Write out the data again exactly, skipping every picture.

Start of Given data

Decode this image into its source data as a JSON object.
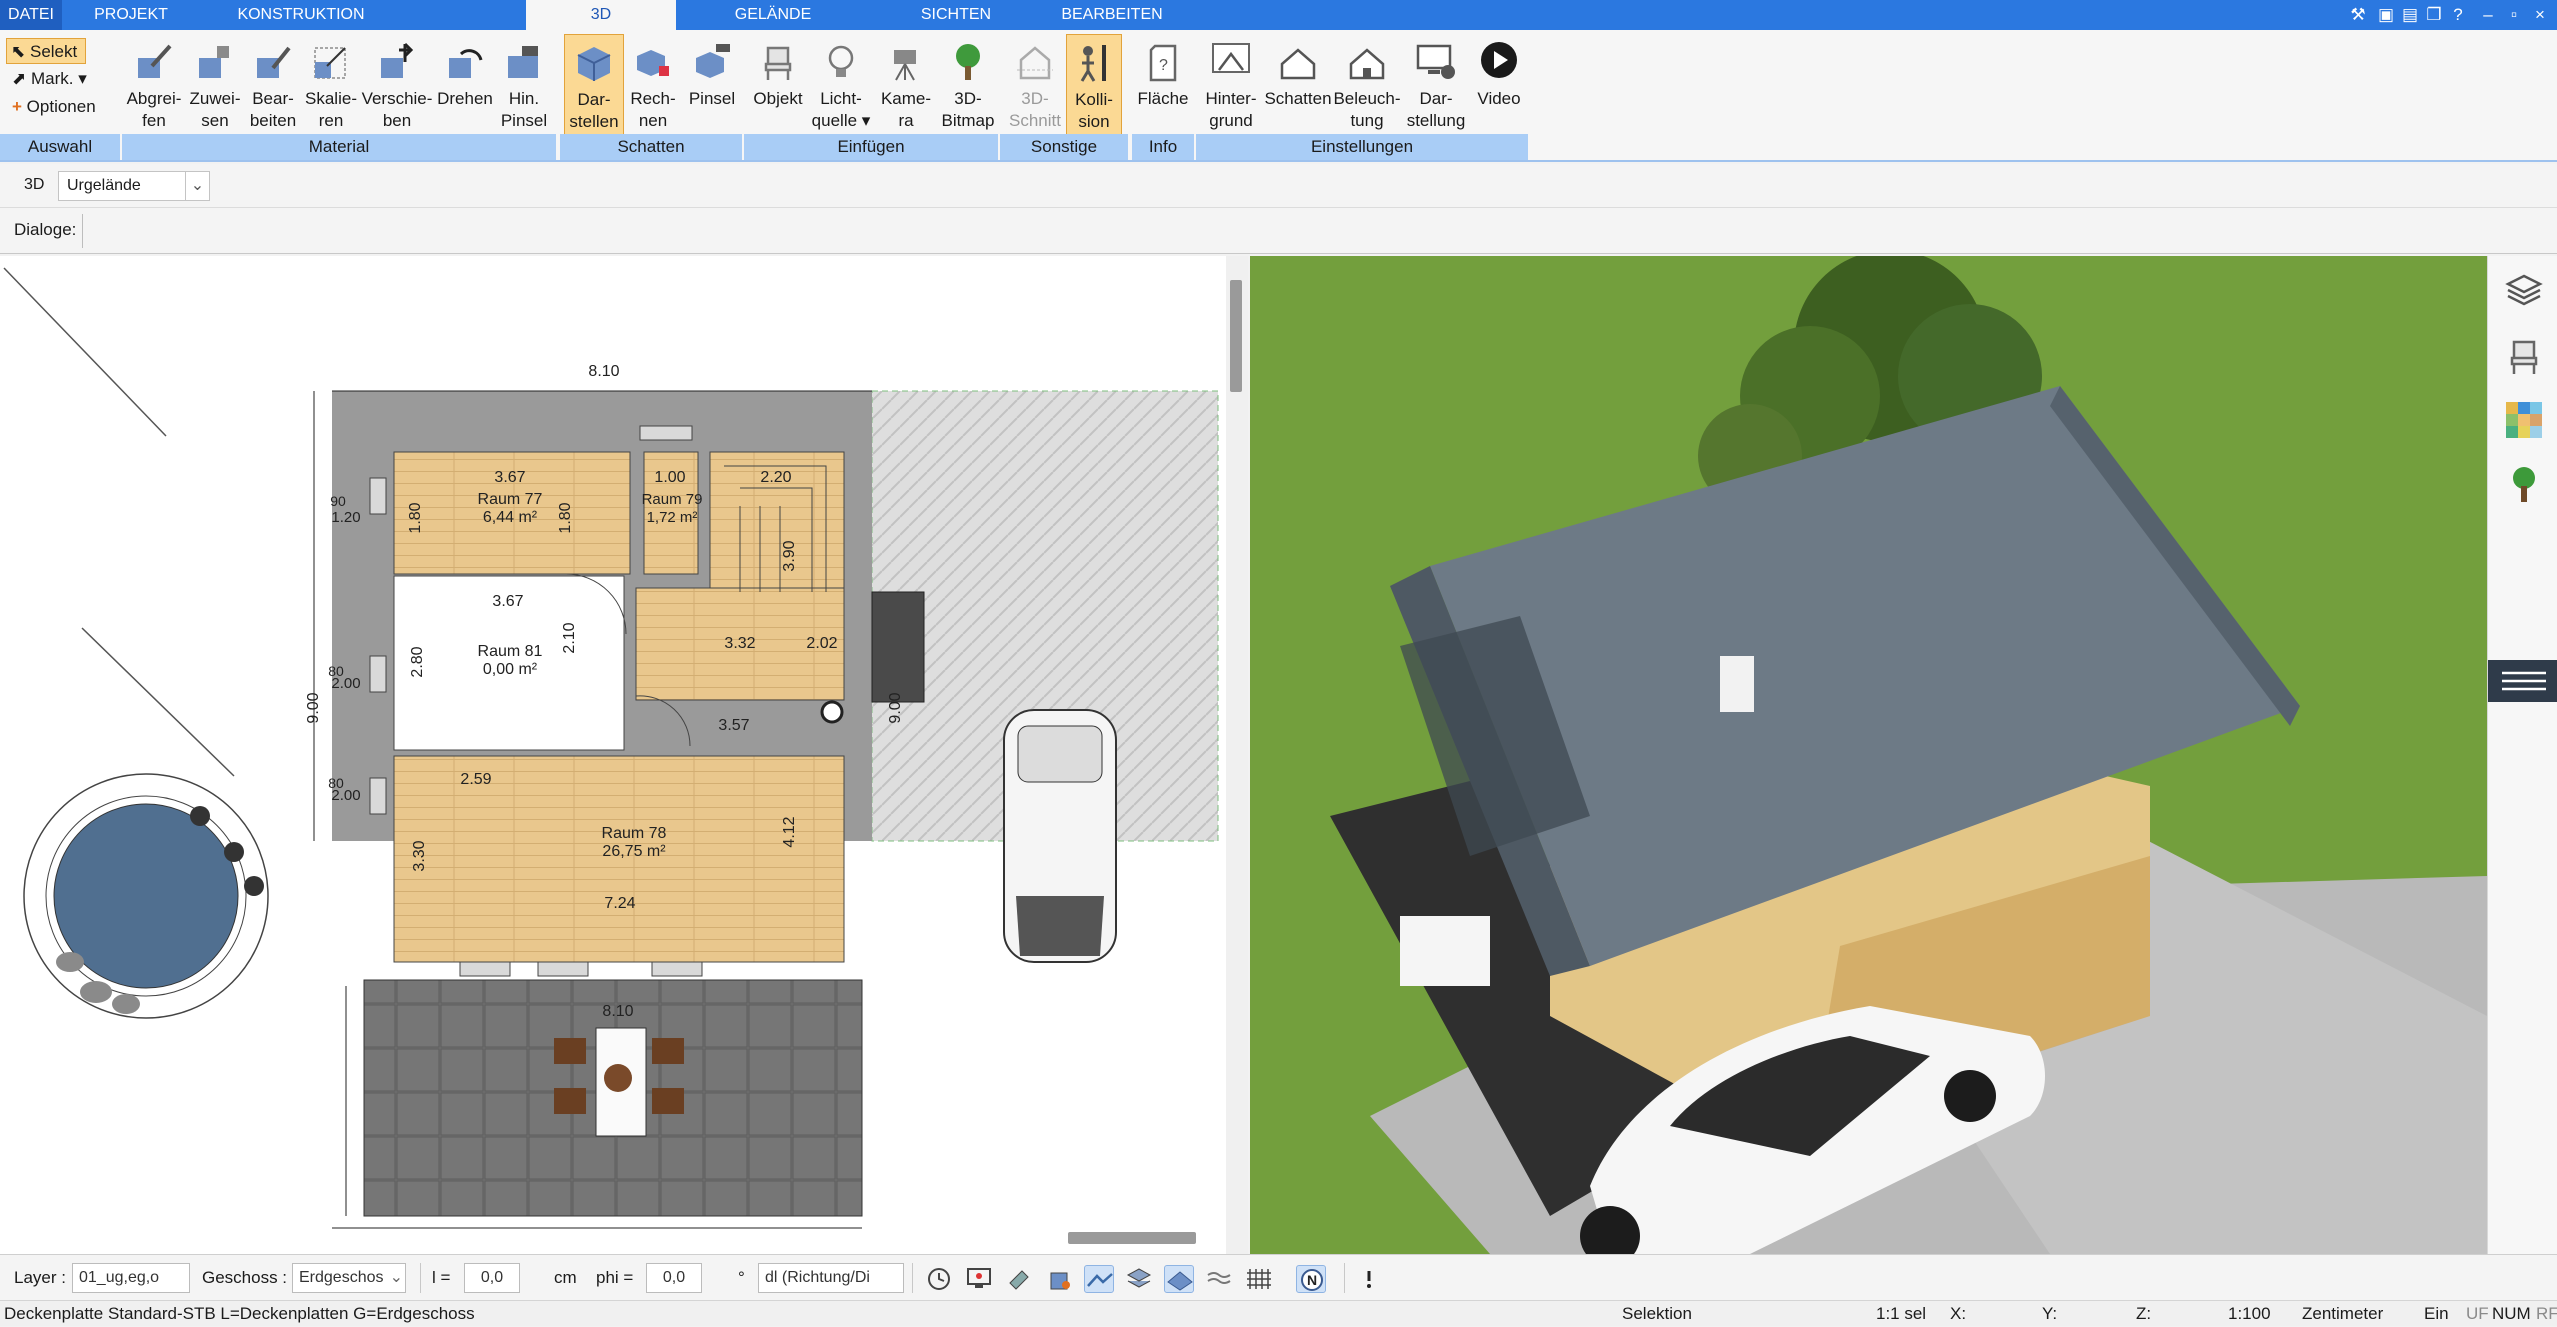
{
  "menu": {
    "tabs": [
      {
        "label": "DATEI"
      },
      {
        "label": "PROJEKT"
      },
      {
        "label": "KONSTRUKTION"
      },
      {
        "label": "3D"
      },
      {
        "label": "GELÄNDE"
      },
      {
        "label": "SICHTEN"
      },
      {
        "label": "BEARBEITEN"
      }
    ],
    "active_tab": "3D"
  },
  "ribbon": {
    "selection": {
      "select": "Selekt",
      "mark": "Mark.",
      "options": "Optionen",
      "group": "Auswahl"
    },
    "material": {
      "group": "Material",
      "buttons": [
        {
          "l1": "Abgrei-",
          "l2": "fen"
        },
        {
          "l1": "Zuwei-",
          "l2": "sen"
        },
        {
          "l1": "Bear-",
          "l2": "beiten"
        },
        {
          "l1": "Skalie-",
          "l2": "ren"
        },
        {
          "l1": "Verschie-",
          "l2": "ben"
        },
        {
          "l1": "Drehen",
          "l2": ""
        },
        {
          "l1": "Hin.",
          "l2": "Pinsel"
        }
      ]
    },
    "schatten": {
      "group": "Schatten",
      "buttons": [
        {
          "l1": "Dar-",
          "l2": "stellen"
        },
        {
          "l1": "Rech-",
          "l2": "nen"
        },
        {
          "l1": "Pinsel",
          "l2": ""
        }
      ]
    },
    "einfuegen": {
      "group": "Einfügen",
      "buttons": [
        {
          "l1": "Objekt",
          "l2": ""
        },
        {
          "l1": "Licht-",
          "l2": "quelle"
        },
        {
          "l1": "Kame-",
          "l2": "ra"
        },
        {
          "l1": "3D-",
          "l2": "Bitmap"
        }
      ]
    },
    "sonstige": {
      "group": "Sonstige",
      "buttons": [
        {
          "l1": "3D-",
          "l2": "Schnitt"
        },
        {
          "l1": "Kolli-",
          "l2": "sion"
        }
      ]
    },
    "info": {
      "group": "Info",
      "buttons": [
        {
          "l1": "Fläche",
          "l2": ""
        }
      ]
    },
    "einstellungen": {
      "group": "Einstellungen",
      "buttons": [
        {
          "l1": "Hinter-",
          "l2": "grund"
        },
        {
          "l1": "Schatten",
          "l2": ""
        },
        {
          "l1": "Beleuch-",
          "l2": "tung"
        },
        {
          "l1": "Dar-",
          "l2": "stellung"
        },
        {
          "l1": "Video",
          "l2": ""
        }
      ]
    }
  },
  "toolbar2": {
    "mode": "3D",
    "terrain_select": "Urgelände"
  },
  "toolbar3": {
    "dialogs_label": "Dialoge:"
  },
  "plan": {
    "rooms": [
      {
        "name": "Raum 77",
        "area": "6,44 m²"
      },
      {
        "name": "Raum 79",
        "area": "1,72 m²"
      },
      {
        "name": "Raum 81",
        "area": "0,00 m²"
      },
      {
        "name": "Raum 78",
        "area": "26,75 m²"
      }
    ],
    "dims": {
      "top_width": "8.10",
      "bottom_width": "8.10",
      "left_height": "9.00",
      "right_height": "9.00",
      "r77_w": "3.67",
      "r77_w2": "3.67",
      "r77_h": "1.80",
      "r77_h2": "1.80",
      "r79_w": "1.00",
      "stair_w": "2.20",
      "r81_w": "3.67",
      "r81_h": "2.80",
      "r81_h2": "2.10",
      "hall_w": "3.57",
      "hall_w2": "3.32",
      "hall_h": "2.02",
      "stair_h": "3.90",
      "r78_w": "2.59",
      "r78_w2": "7.24",
      "r78_h": "3.30",
      "r78_h2": "4.12",
      "w1": "2.00",
      "w2": "2.00",
      "w3": "1.20",
      "d80a": "80",
      "d80b": "80",
      "d90": "90"
    }
  },
  "bottom": {
    "layer_label": "Layer :",
    "layer_value": "01_ug,eg,o",
    "floor_label": "Geschoss :",
    "floor_value": "Erdgeschos",
    "l_label": "l =",
    "l_value": "0,0",
    "unit": "cm",
    "phi_label": "phi =",
    "phi_value": "0,0",
    "deg": "°",
    "dl_value": "dl (Richtung/Di"
  },
  "status": {
    "left": "Deckenplatte Standard-STB L=Deckenplatten G=Erdgeschoss",
    "mode": "Selektion",
    "sel": "1:1 sel",
    "x": "X:",
    "y": "Y:",
    "z": "Z:",
    "scale": "1:100",
    "unit": "Zentimeter",
    "ein": "Ein",
    "uf": "UF",
    "num": "NUM",
    "rf": "RF"
  },
  "colors": {
    "accent": "#2b78e0",
    "ribbon_group": "#a9cdf6",
    "active_button": "#fbd994",
    "floor_wood": "#e8c48a",
    "lawn": "#6f9a3a",
    "roof": "#6d7a86"
  }
}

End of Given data

● **Reply**:
Decode this image into its source data as a JSON object.
{
  "menu": {
    "tabs": [
      {
        "label": "DATEI"
      },
      {
        "label": "PROJEKT"
      },
      {
        "label": "KONSTRUKTION"
      },
      {
        "label": "3D"
      },
      {
        "label": "GELÄNDE"
      },
      {
        "label": "SICHTEN"
      },
      {
        "label": "BEARBEITEN"
      }
    ],
    "active_tab": "3D"
  },
  "ribbon": {
    "selection": {
      "select": "Selekt",
      "mark": "Mark.",
      "options": "Optionen",
      "group": "Auswahl"
    },
    "material": {
      "group": "Material",
      "buttons": [
        {
          "l1": "Abgrei-",
          "l2": "fen"
        },
        {
          "l1": "Zuwei-",
          "l2": "sen"
        },
        {
          "l1": "Bear-",
          "l2": "beiten"
        },
        {
          "l1": "Skalie-",
          "l2": "ren"
        },
        {
          "l1": "Verschie-",
          "l2": "ben"
        },
        {
          "l1": "Drehen",
          "l2": ""
        },
        {
          "l1": "Hin.",
          "l2": "Pinsel"
        }
      ]
    },
    "schatten": {
      "group": "Schatten",
      "buttons": [
        {
          "l1": "Dar-",
          "l2": "stellen"
        },
        {
          "l1": "Rech-",
          "l2": "nen"
        },
        {
          "l1": "Pinsel",
          "l2": ""
        }
      ]
    },
    "einfuegen": {
      "group": "Einfügen",
      "buttons": [
        {
          "l1": "Objekt",
          "l2": ""
        },
        {
          "l1": "Licht-",
          "l2": "quelle"
        },
        {
          "l1": "Kame-",
          "l2": "ra"
        },
        {
          "l1": "3D-",
          "l2": "Bitmap"
        }
      ]
    },
    "sonstige": {
      "group": "Sonstige",
      "buttons": [
        {
          "l1": "3D-",
          "l2": "Schnitt"
        },
        {
          "l1": "Kolli-",
          "l2": "sion"
        }
      ]
    },
    "info": {
      "group": "Info",
      "buttons": [
        {
          "l1": "Fläche",
          "l2": ""
        }
      ]
    },
    "einstellungen": {
      "group": "Einstellungen",
      "buttons": [
        {
          "l1": "Hinter-",
          "l2": "grund"
        },
        {
          "l1": "Schatten",
          "l2": ""
        },
        {
          "l1": "Beleuch-",
          "l2": "tung"
        },
        {
          "l1": "Dar-",
          "l2": "stellung"
        },
        {
          "l1": "Video",
          "l2": ""
        }
      ]
    }
  },
  "toolbar2": {
    "mode": "3D",
    "terrain_select": "Urgelände"
  },
  "toolbar3": {
    "dialogs_label": "Dialoge:"
  },
  "plan": {
    "rooms": [
      {
        "name": "Raum 77",
        "area": "6,44 m²"
      },
      {
        "name": "Raum 79",
        "area": "1,72 m²"
      },
      {
        "name": "Raum 81",
        "area": "0,00 m²"
      },
      {
        "name": "Raum 78",
        "area": "26,75 m²"
      }
    ],
    "dims": {
      "top_width": "8.10",
      "bottom_width": "8.10",
      "left_height": "9.00",
      "right_height": "9.00",
      "r77_w": "3.67",
      "r77_w2": "3.67",
      "r77_h": "1.80",
      "r77_h2": "1.80",
      "r79_w": "1.00",
      "stair_w": "2.20",
      "r81_w": "3.67",
      "r81_h": "2.80",
      "r81_h2": "2.10",
      "hall_w": "3.57",
      "hall_w2": "3.32",
      "hall_h": "2.02",
      "stair_h": "3.90",
      "r78_w": "2.59",
      "r78_w2": "7.24",
      "r78_h": "3.30",
      "r78_h2": "4.12",
      "w1": "2.00",
      "w2": "2.00",
      "w3": "1.20",
      "d80a": "80",
      "d80b": "80",
      "d90": "90"
    }
  },
  "bottom": {
    "layer_label": "Layer :",
    "layer_value": "01_ug,eg,o",
    "floor_label": "Geschoss :",
    "floor_value": "Erdgeschos",
    "l_label": "l =",
    "l_value": "0,0",
    "unit": "cm",
    "phi_label": "phi =",
    "phi_value": "0,0",
    "deg": "°",
    "dl_value": "dl (Richtung/Di"
  },
  "status": {
    "left": "Deckenplatte Standard-STB L=Deckenplatten G=Erdgeschoss",
    "mode": "Selektion",
    "sel": "1:1 sel",
    "x": "X:",
    "y": "Y:",
    "z": "Z:",
    "scale": "1:100",
    "unit": "Zentimeter",
    "ein": "Ein",
    "uf": "UF",
    "num": "NUM",
    "rf": "RF"
  },
  "colors": {
    "accent": "#2b78e0",
    "ribbon_group": "#a9cdf6",
    "active_button": "#fbd994",
    "floor_wood": "#e8c48a",
    "lawn": "#6f9a3a",
    "roof": "#6d7a86"
  }
}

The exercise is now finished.